How psychological science can help journalists combat election misinformation

    September 29, 2022 @ 11:30 am – 12:30 pm

    Journalism and democracy have been upended by the growth of mis- and dis-information. Countering it effectively requires understanding why people are susceptible, targeted, and how they can become more resilient. Psychological research can teach journalists how to prebunk disinformation and convey credibility in ways that readers, viewers, and listeners can process, which is more essential than ever as November’s elections near.

    Register now to join the National Press Club Journalism Institute, the American Psychological Association, and PEN America for a free program on Thursday, Sept. 29 to learn how to use these strategies for coverage that informs and empowers your community as it prepares to vote and to discuss the ways disinformation has affected the practice of journalism. The program, which will be held on Zoom, will begin at 11:30 a.m. ET and be followed by a Q&A session.

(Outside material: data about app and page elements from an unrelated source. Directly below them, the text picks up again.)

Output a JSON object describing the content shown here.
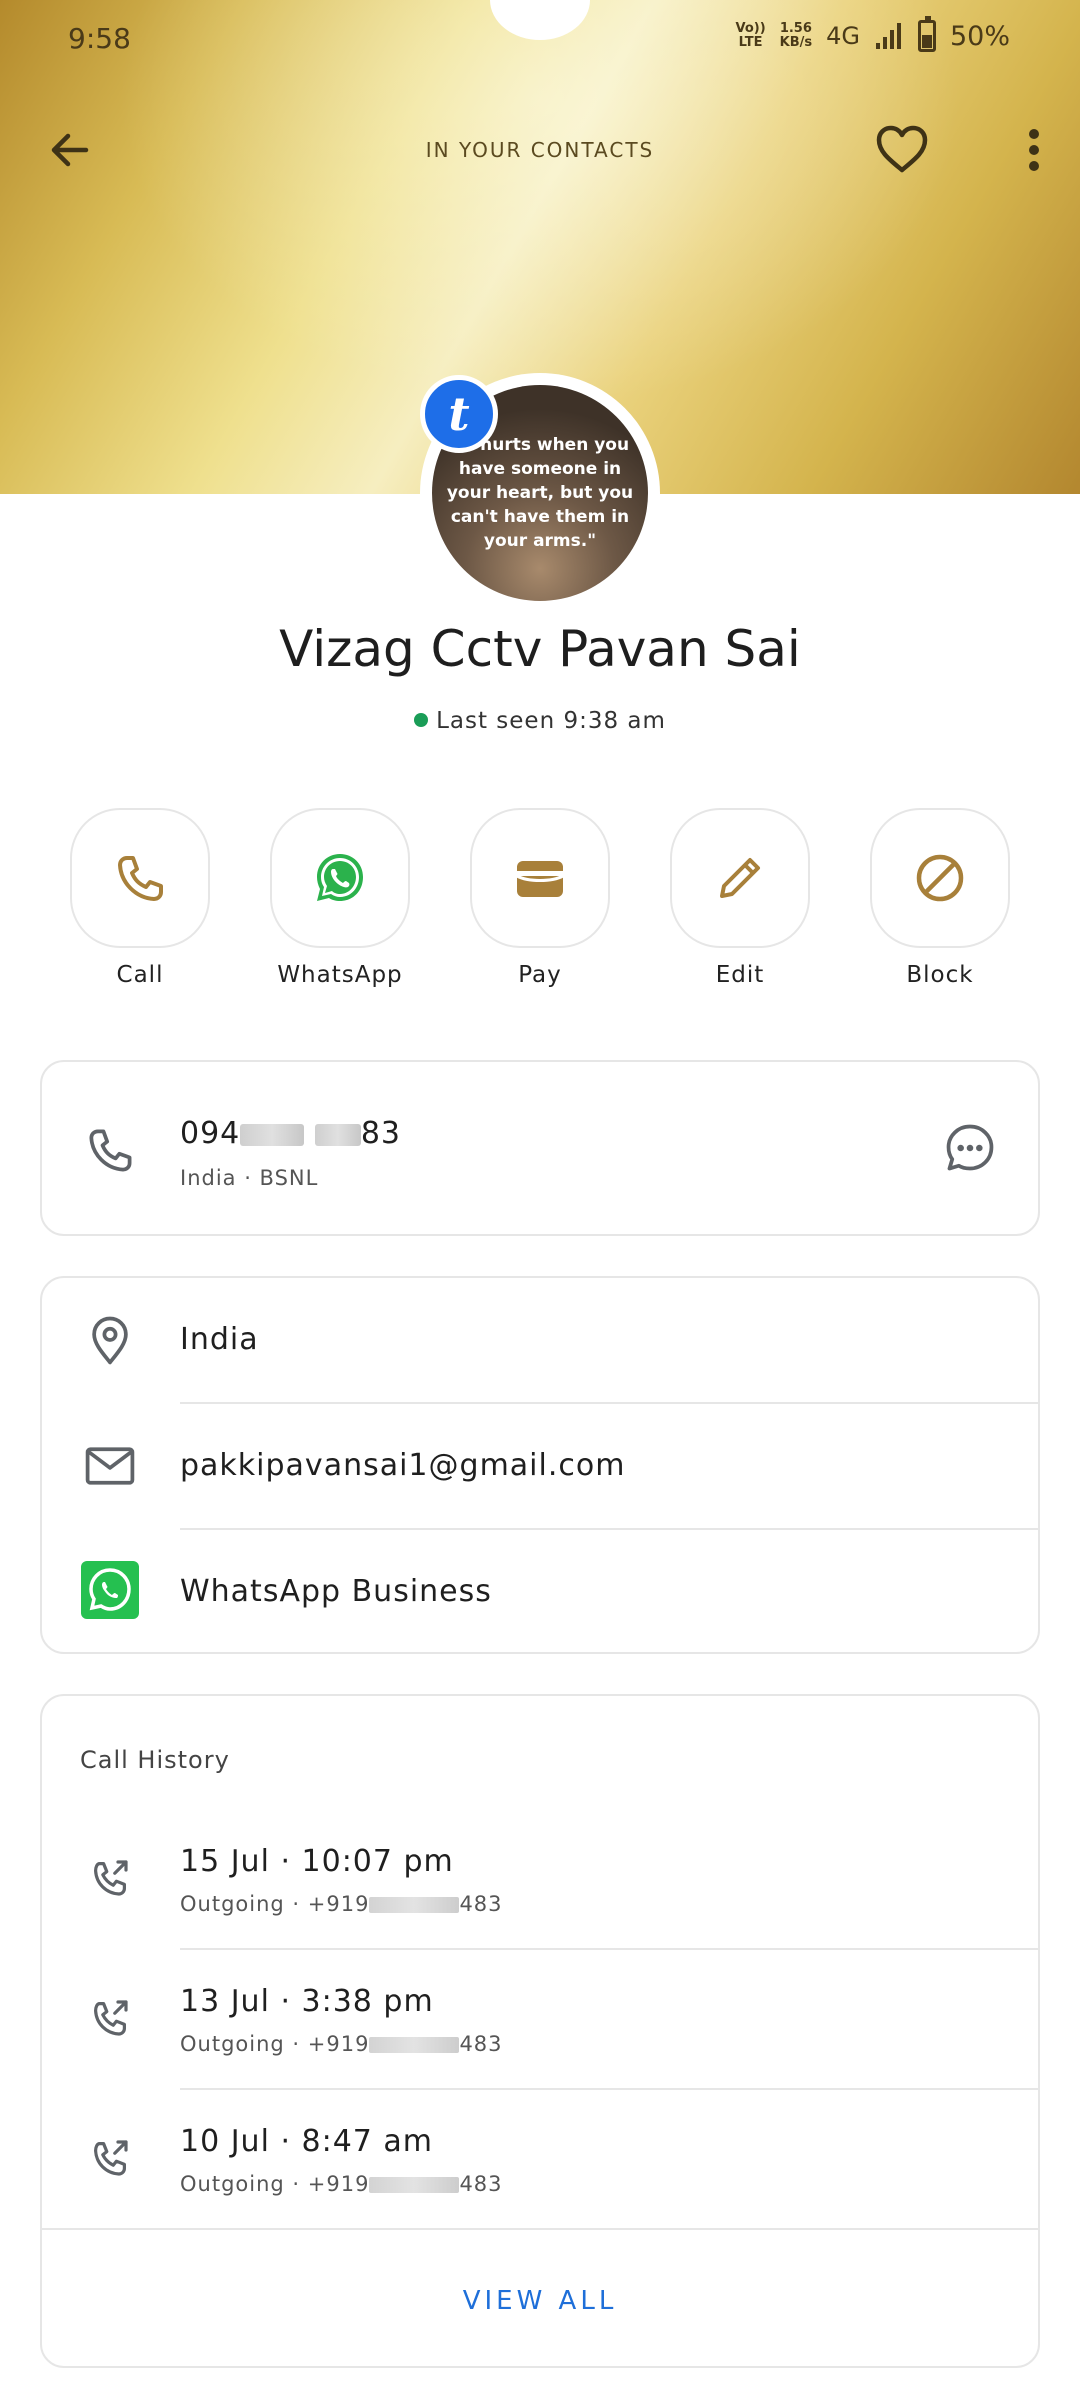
{
  "status_bar": {
    "time": "9:58",
    "volte_top": "Vo))",
    "volte_bottom": "LTE",
    "speed_top": "1.56",
    "speed_bottom": "KB/s",
    "network": "4G",
    "battery_percent": "50%",
    "battery_level": 0.5
  },
  "topbar": {
    "title": "IN YOUR CONTACTS"
  },
  "profile": {
    "avatar_badge": "t",
    "avatar_quote": "\"It hurts when you have someone in your heart, but you can't have them in your arms.\"",
    "name": "Vizag Cctv Pavan Sai",
    "last_seen": "Last seen 9:38 am",
    "online_color": "#1a9d57"
  },
  "actions": [
    {
      "label": "Call",
      "icon": "phone-icon"
    },
    {
      "label": "WhatsApp",
      "icon": "whatsapp-icon"
    },
    {
      "label": "Pay",
      "icon": "wallet-icon"
    },
    {
      "label": "Edit",
      "icon": "pencil-icon"
    },
    {
      "label": "Block",
      "icon": "block-icon"
    }
  ],
  "phone": {
    "number_prefix": "094",
    "number_suffix": "83",
    "carrier": "India · BSNL"
  },
  "details": {
    "location": "India",
    "email": "pakkipavansai1@gmail.com",
    "whatsapp": "WhatsApp Business"
  },
  "call_history": {
    "title": "Call History",
    "items": [
      {
        "datetime": "15 Jul · 10:07 pm",
        "detail_prefix": "Outgoing · +919",
        "detail_suffix": "483"
      },
      {
        "datetime": "13 Jul · 3:38 pm",
        "detail_prefix": "Outgoing · +919",
        "detail_suffix": "483"
      },
      {
        "datetime": "10 Jul · 8:47 am",
        "detail_prefix": "Outgoing · +919",
        "detail_suffix": "483"
      }
    ],
    "view_all": "VIEW ALL"
  },
  "colors": {
    "accent_gold": "#a8803a",
    "link_blue": "#1e6fd9",
    "whatsapp_green": "#25c050",
    "icon_gray": "#5f6368"
  }
}
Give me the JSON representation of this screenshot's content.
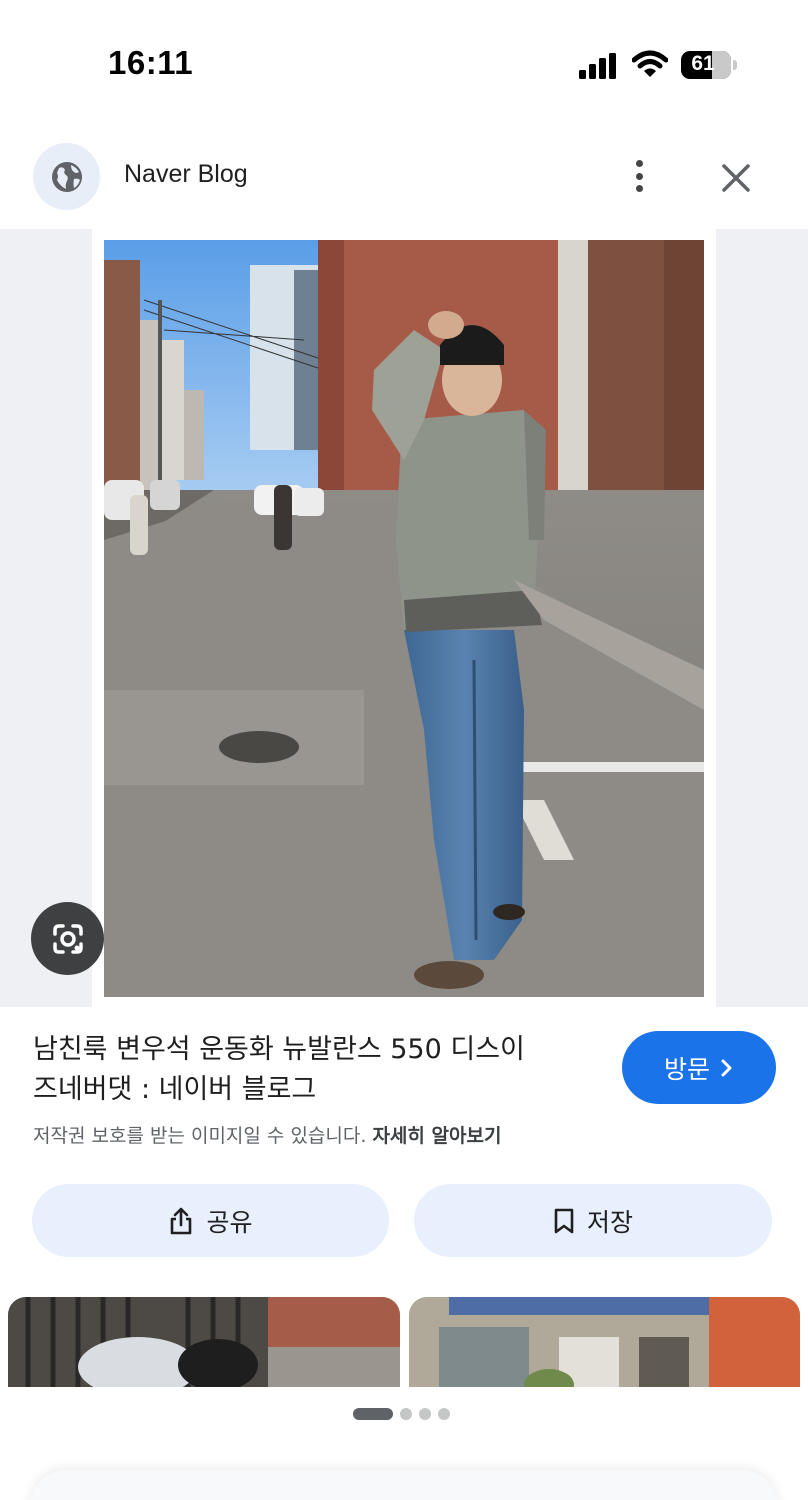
{
  "status_bar": {
    "time": "16:11",
    "battery_percent": "61",
    "icons": [
      "cellular-signal-icon",
      "wifi-icon",
      "battery-icon"
    ]
  },
  "header": {
    "site_name": "Naver Blog",
    "site_icon": "globe-icon",
    "more_icon": "more-vert-icon",
    "close_icon": "close-icon"
  },
  "image": {
    "lens_icon": "google-lens-icon"
  },
  "info": {
    "title_line1": "남친룩 변우석 운동화 뉴발란스 550 디스이",
    "title_line2": "즈네버댓 : 네이버 블로그",
    "visit_label": "방문",
    "copyright_text": "저작권 보호를 받는 이미지일 수 있습니다.",
    "learn_more_label": "자세히 알아보기"
  },
  "actions": {
    "share_label": "공유",
    "save_label": "저장"
  },
  "carousel": {
    "page_count": 4,
    "active_index": 0
  },
  "colors": {
    "accent": "#1a73e8",
    "button_bg": "#e8f0fe",
    "secondary_text": "#5f6368"
  }
}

    Panelists include:

    • Dolores Albarracín, Alexandra Heyman Nash University Professor; Director, Social Action Lab; Director, Science of Science Communication Division, Annenberg Public Policy Center
    • Tiffany Hsu, reporter on the technology team, covering misinformation and disinformation, New York Times
    • Jay Van Bavel, Director, Social Identity & Morality Lab and Associate Professor of Psychology and Neural Science, New York University

    Participants will learn:

    • How misinformation and disinformation is impacting journalists and newsrooms, including findings from a recent PEN America survey
    • The latest scientific research from the nation’s leading psychologists about how to infuse proven methods of prebunking and inoculation in your reporting
    • What tactics make a piece of misinformation or disinformation go viral and how to inoculate the public against it, especially targeted and historically disenfranchised communities
    • Tips for overcoming cognitive traps, tripwires, and our own hidden biases as journalists